Science Centre

The Sugar Bureau aims to improve understanding of the role of carbohydrates, including sugar, in a healthy diet.

One means of achieving this is to provide researchers and writers with up-to-date information on recently-published research.

Also in this section are articles about the major lifestyle diseases, citing the latest references from academics worldwide.


Carbohydrates are all the sugars and starches in the diet and they can be divided into three basic groups:


These are single molecules of sugar. The monosaccharides are:

  • Glucose
  • Fructose
  • Galactose

Glucose is found free in fruits and as part of the starch molecule in a wide variety of staple foods, such as bread, potatoes, rice, pasta. Most carbohydrates are eventually digested or converted into glucose by the body for energy (fuel). Fructose is also known as fruit sugar and is found in fruits, vegetables and honey (along with other sugars). It is mostly converted into glucose by the liver. Galactose is part of lactose, the sugar found in milk.


These are molecules containing two linked monosaccharides They are broken down into the monosaccharides by digestion.

The disaccharides are:

  • Sucrose which is made up of glucose + fructose
  • Lactose = glucose + galactose
  • Maltose = glucose + glucose

Sucrose (table sugar) normally comes from sugar beet and cane, as these are rich plants sources but sucrose can also be found naturally in all fruits and vegetables, and even most herbs and spices. Lactose is found in milk and milk products. Maltose is formed when starch is broken down.


Starches are simply hundreds of molecules of glucose sugar joined together. When starches are digested, they are first broken down into maltose and then into glucose. So, the only difference between sugars and starch is the size of the molecule. Ultimately, most carbohydrates will end up as glucose to provide that vital fuel to supply the body with energy.

Coronary Heart Disease

CHD affects more than 2.5 million people in the UK and comes in two main forms – angina and heart attack. Angina is a pain in the chest and is caused by a narrowing of the blood vessels that supply the heart (atheroscelerosis). If one of these vessels becomes blocked by a blood clot (thrombosis) a heart attack results.

CHD, although largely preventable, remains the single most common cause of death in the UK. Every year, one in six female and one in four male deaths are due to CHD. A number of factors are associated with an increased risk of developing CHD – the main ones are smoking, high blood pressure, high blood cholesterol, and obesity. However, other lifestyle factors – particularly diet and exercise – also have an important role to play.

Diet and CHD

Eating for heart health simply follows the principles of a healthy balanced diet. There is extremely good evidence that moderately low-fat diets, especially low in saturated fats, but high in carbohydrates, reduce the risk of CHD by inducing favourable blood lipid (fat) profiles.

Furthermore, despite the speculation in the media, it is important to add that there is no persuasive scientific evidence that sugary sources of carbohydrates – including sugar – behave any differently to starchy carbohydrates in terms of CHD risk.
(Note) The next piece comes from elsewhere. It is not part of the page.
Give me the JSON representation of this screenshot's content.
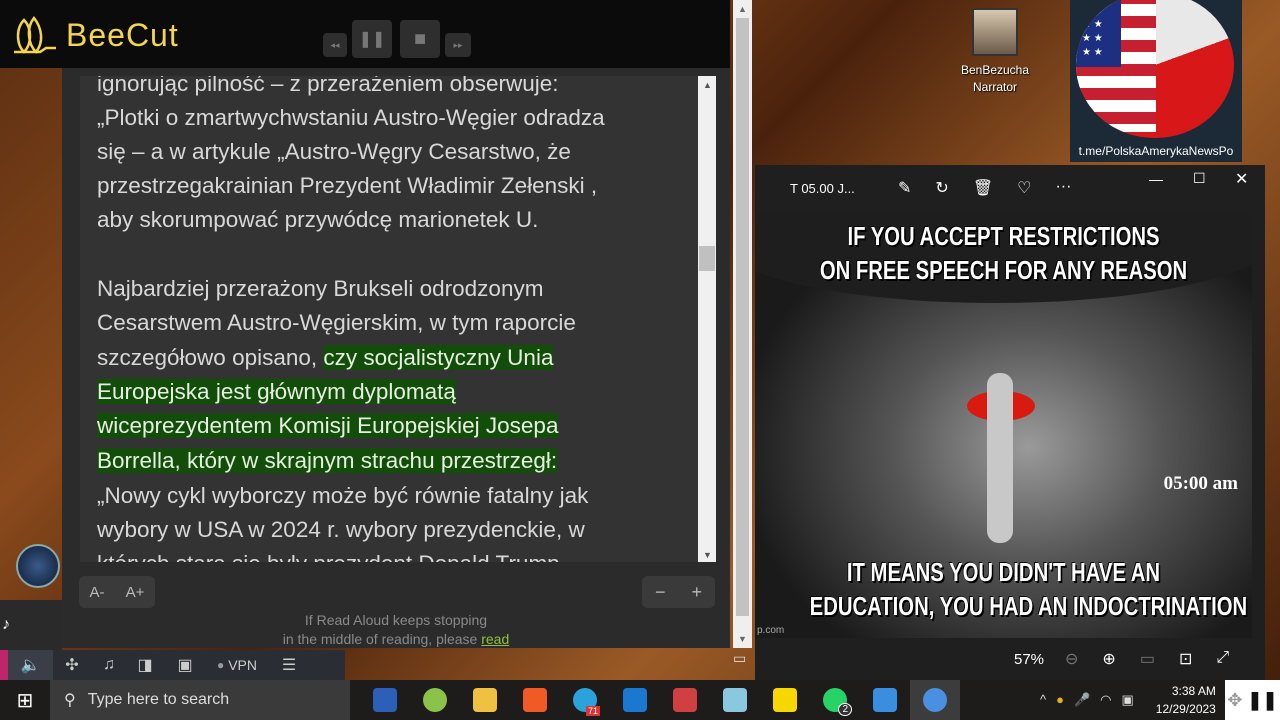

In fact the old idea that sugar causes CHD was dismissed as long ago as 1989 by the UK government’s COMA Committee (Committee on Medical Aspects of Food) and the scientific evidence, both clinical and epidemiological, available since that date has been thoroughly assessed but does not merit any revision of that opinion.
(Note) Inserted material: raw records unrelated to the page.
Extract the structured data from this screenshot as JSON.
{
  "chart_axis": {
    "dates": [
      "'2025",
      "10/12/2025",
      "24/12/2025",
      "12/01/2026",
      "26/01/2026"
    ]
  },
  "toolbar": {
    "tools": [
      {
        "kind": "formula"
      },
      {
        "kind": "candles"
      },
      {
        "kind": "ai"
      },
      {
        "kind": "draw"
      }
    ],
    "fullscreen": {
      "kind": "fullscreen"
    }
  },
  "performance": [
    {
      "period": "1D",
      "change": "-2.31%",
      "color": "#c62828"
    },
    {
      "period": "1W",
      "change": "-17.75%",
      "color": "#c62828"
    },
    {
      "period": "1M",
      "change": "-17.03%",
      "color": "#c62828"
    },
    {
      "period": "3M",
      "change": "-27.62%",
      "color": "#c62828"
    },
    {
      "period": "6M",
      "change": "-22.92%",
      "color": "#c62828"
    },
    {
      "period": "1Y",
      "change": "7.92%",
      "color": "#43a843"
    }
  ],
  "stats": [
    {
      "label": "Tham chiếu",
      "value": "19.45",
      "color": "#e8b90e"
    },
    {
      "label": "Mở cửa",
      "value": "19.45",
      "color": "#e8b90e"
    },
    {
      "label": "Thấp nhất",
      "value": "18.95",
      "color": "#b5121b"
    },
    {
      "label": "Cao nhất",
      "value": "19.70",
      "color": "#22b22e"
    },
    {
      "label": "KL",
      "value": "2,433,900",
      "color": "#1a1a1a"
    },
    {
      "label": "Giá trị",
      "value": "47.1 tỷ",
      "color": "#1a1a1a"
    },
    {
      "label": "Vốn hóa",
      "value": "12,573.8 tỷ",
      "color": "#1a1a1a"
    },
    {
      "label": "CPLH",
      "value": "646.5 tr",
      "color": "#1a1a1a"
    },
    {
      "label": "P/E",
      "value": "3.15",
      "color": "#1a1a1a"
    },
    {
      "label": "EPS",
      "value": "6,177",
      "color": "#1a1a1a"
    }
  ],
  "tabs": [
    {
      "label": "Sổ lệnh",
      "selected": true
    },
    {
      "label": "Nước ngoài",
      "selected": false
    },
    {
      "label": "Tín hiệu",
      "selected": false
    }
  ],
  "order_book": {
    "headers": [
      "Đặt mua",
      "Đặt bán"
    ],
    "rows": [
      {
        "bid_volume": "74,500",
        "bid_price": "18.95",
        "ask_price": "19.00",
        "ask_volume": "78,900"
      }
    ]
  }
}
The key dietary component to focus on in terms of CHD is fat. However, we do need some fat in our diet to provide us with our essential fatty acids and the fat soluble vitamins – A, D, E, and K. The official guideline daily amounts (GDAs) for fat are 95g for men and 70g for women per day. The GDAs for saturated fat are 30g and 20g for men and women respectively.

Reducing dietary fat intake – particularly saturated fats – improves the levels of fats in the blood, promotes weight loss, and so reduces CHD risk. Although high blood cholesterol is a risk factor for CHD, it in-turn is more affected by the amount and type of fat in the diet than the amount of dietary cholesterol eaten. So, for most people, it is much more important to monitor the intake of saturated fat than cholesterol.

The cornerstone of dietary advice concerning reducing CHD risk is to increase the intake of carbohydrate-rich foods as this will help reduce fat intake. Plus many fruits and vegetables rich in carbohydrates are also rich in antioxidants and soluble fibre, and so consumption should be encouraged.

Eating fish – especially oily fish like salmon, mackerel, and sardines – at least twice a week is also recommended. This is mainly because oily fish are a good source of an essential fatty acid – omega-3. Omega-3 fatty acids have been shown to be beneficial for the heart by helping to improve blood fat levels and reducing blood clotting. Other sources of omega-3 fatty acids are: rapeseed oil; pumpkin seeds; and walnuts.

Moderate alcohol consumption, about one or two drinks per day, is associated with reduced risk of CHD. But, high intakes – particularly ‘binge drinking’ – increases CHD risk.

Eating lots of salt can increase blood pressure in people who are susceptible to high salt intakes, so it’s also wise to keep an eye on salt intake.